While only a minority of campaigns at the state and local level spend significant amounts on paid Facebook ads, almost every state and local campaign has their own Facebook page that hosts organic content. Due to recent changes in Facebook’s platform, only a tiny fraction of people who like a page will actually see its organic posts. However, large organic followings lend credibility to campaigns and give them the opportunity to maintain and grow their base for donations and canvassing shifts!
For both Democrats and Republicans, there’s a huge gap between the “haves and have-nots” when it comes to their organic audiences.
On the Democratic side, human rights activist and author Qasim Rashid has the largest Facebook following thanks to a pre-existing audience from before he announced his State Senate bid. The dropoff from Rashid’s following is steep – Delegate Chris Hurst has roughly half the number of Rashid’s page likes and other Democrats have an even smaller fraction. In general, we see that most of the top Democrats on Facebook have continued to grow their followings since the June primary.
The biggest outlier across both Democratic and Republican campaigns is Senator Siobhan Dunnavant, whose campaign has managed to gain over 2,000 page likes since the June primary, although it’s worth noting that her campaign has maintained a robust paid presence on Facebook.
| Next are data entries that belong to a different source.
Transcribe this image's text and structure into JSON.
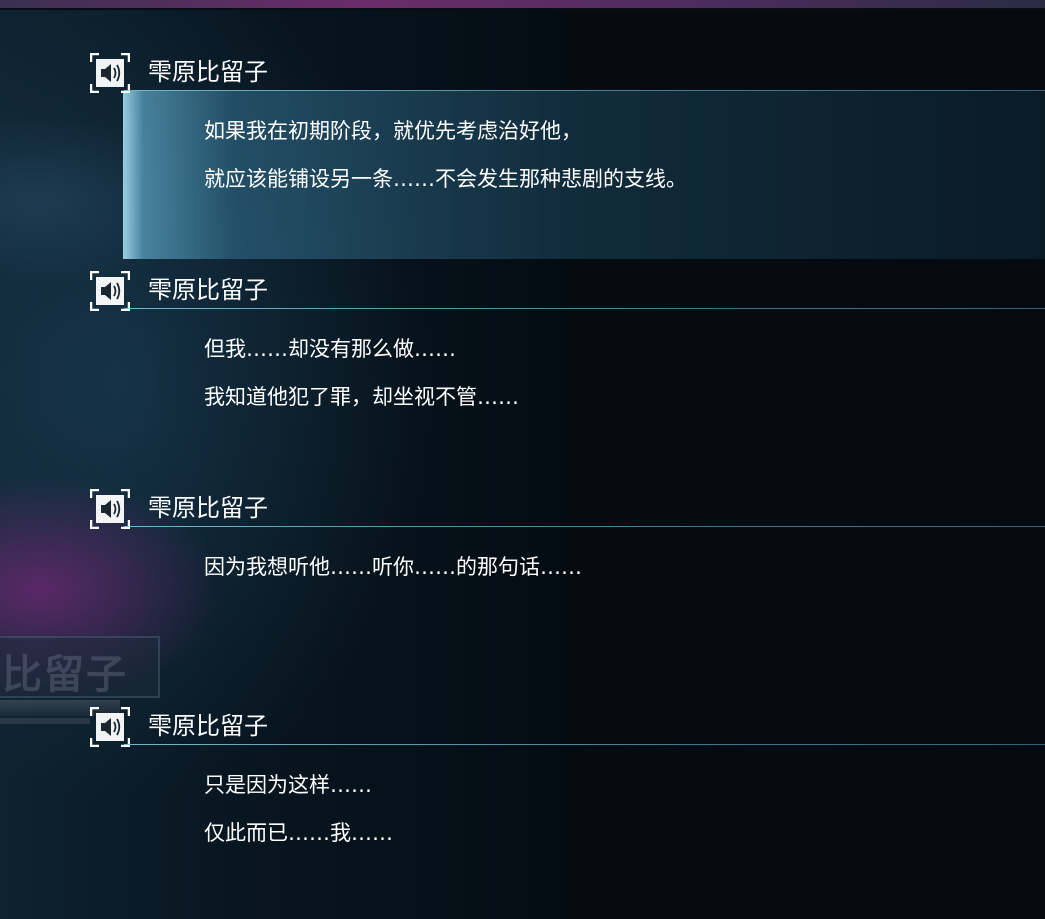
{
  "backlog": {
    "entries": [
      {
        "speaker": "雫原比留子",
        "lines": [
          "如果我在初期阶段，就优先考虑治好他，",
          "就应该能铺设另一条……不会发生那种悲剧的支线。"
        ],
        "highlighted": true
      },
      {
        "speaker": "雫原比留子",
        "lines": [
          "但我……却没有那么做……",
          "我知道他犯了罪，却坐视不管……"
        ],
        "highlighted": false
      },
      {
        "speaker": "雫原比留子",
        "lines": [
          "因为我想听他……听你……的那句话……"
        ],
        "highlighted": false
      },
      {
        "speaker": "雫原比留子",
        "lines": [
          "只是因为这样……",
          "仅此而已……我……"
        ],
        "highlighted": false
      }
    ]
  },
  "voice_icon": "speaker-volume-icon",
  "colors": {
    "highlight": "#5fa8c4",
    "divider": "#7ec8dc",
    "text": "#ffffff",
    "background": "#050d14",
    "accent_purple": "#962a8c"
  }
}
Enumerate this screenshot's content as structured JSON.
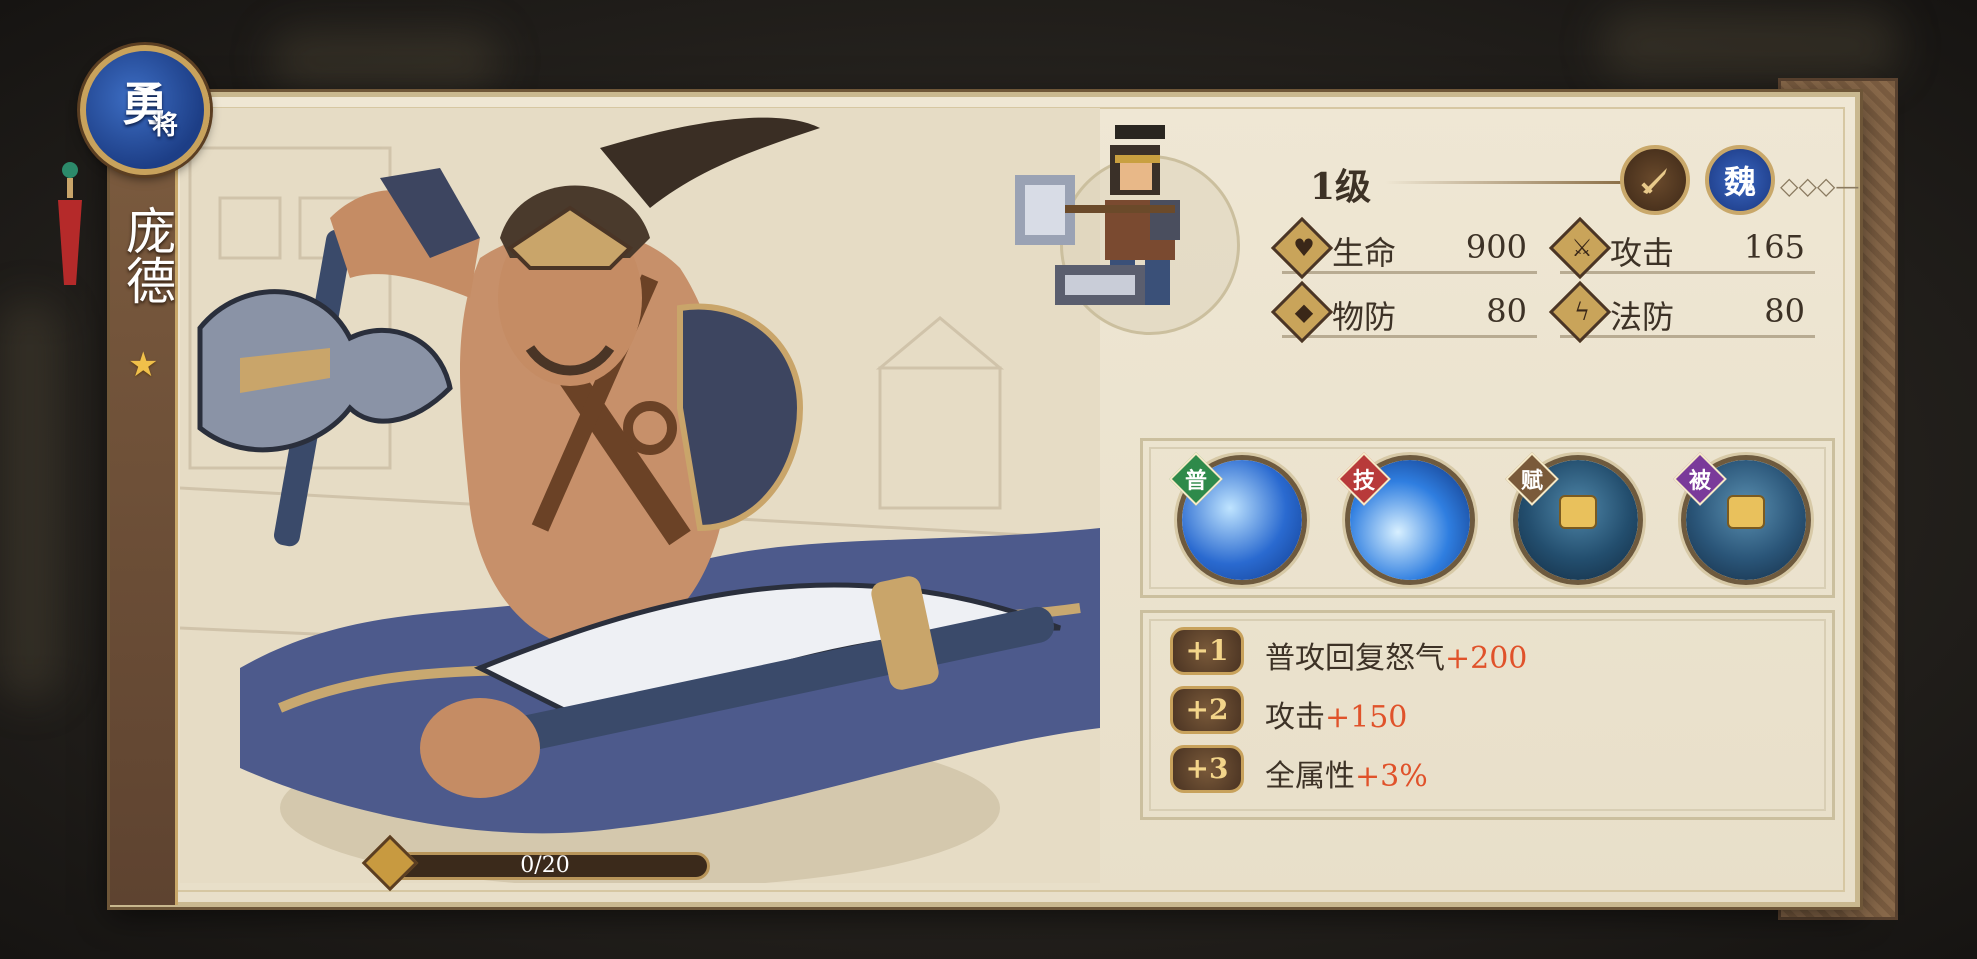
{
  "hero": {
    "rank_badge_char": "勇",
    "rank_badge_sub": "将",
    "name": "庞德",
    "stars": "★"
  },
  "exp": {
    "text": "0/20",
    "fraction": 0
  },
  "level": {
    "label": "1级",
    "class_icon": "sword-icon",
    "faction": "魏"
  },
  "stats": [
    {
      "icon": "heart-icon",
      "label": "生命",
      "value": "900"
    },
    {
      "icon": "sword-icon",
      "label": "攻击",
      "value": "165"
    },
    {
      "icon": "shield-icon",
      "label": "物防",
      "value": "80"
    },
    {
      "icon": "lightning-icon",
      "label": "法防",
      "value": "80"
    }
  ],
  "skills": [
    {
      "tag": "普",
      "tag_color": "#2e8a4a",
      "locked": false,
      "colors": [
        "#bfe4ff",
        "#2a6ad0",
        "#103a8a"
      ]
    },
    {
      "tag": "技",
      "tag_color": "#b83a3a",
      "locked": false,
      "colors": [
        "#d8f0ff",
        "#2f7ee0",
        "#0f2f78"
      ]
    },
    {
      "tag": "赋",
      "tag_color": "#7a5a3a",
      "locked": true,
      "colors": [
        "#4f86a8",
        "#234e6e",
        "#122a40"
      ]
    },
    {
      "tag": "被",
      "tag_color": "#7a3a9a",
      "locked": true,
      "colors": [
        "#5a8fb0",
        "#2a5578",
        "#142c44"
      ]
    }
  ],
  "bonuses": [
    {
      "badge": "+1",
      "text": "普攻回复怒气",
      "value": "+200"
    },
    {
      "badge": "+2",
      "text": "攻击",
      "value": "+150"
    },
    {
      "badge": "+3",
      "text": "全属性",
      "value": "+3%"
    }
  ],
  "colors": {
    "accent_red": "#e0522a",
    "panel_bg": "#efe7d4",
    "frame_brown": "#6e5638"
  }
}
Using CrowdTangle, a content discovery and social monitoring platform, we compiled data on House of Delegates and State Senate campaigns to see whether or not campaigns can grow their organic audiences through organic content alone. We found that while it may be possible for campaigns to grow their Facebook followings from organic content alone, it’s tough to do quickly, especially for candidates without large pre-existing followings.
This scatterplot looks at how often House of Delegates and State Senate campaigns posted on Facebook between the primary and June 6th (in terms of average posts per day) and compared it to the post-primary growth of their pages to see whether more organic engagement leads to a bigger audience.
While there is a small, loose correlation between posting more on Facebook and page growth, simply engaging through organic content isn’t enough to grow quickly. And for first-time candidates running without a pre-existing following, growing quickly is key for building a following large enough to be leveraged for votes, donations, and volunteer shifts.
We highlighted the top three campaigns in terms of page growth and all of them have had at least some form of paid presence on Facebook since the June primary. In general, the candidates with the largest page growth had either a paid presence, a large pre-existing following, or a viral/controversial moment. Most campaigns don’t come in with a pre-existing following and aren’t able to capture a viral moment, so paid advertising is the most viable option for most campaigns to grow their social media following.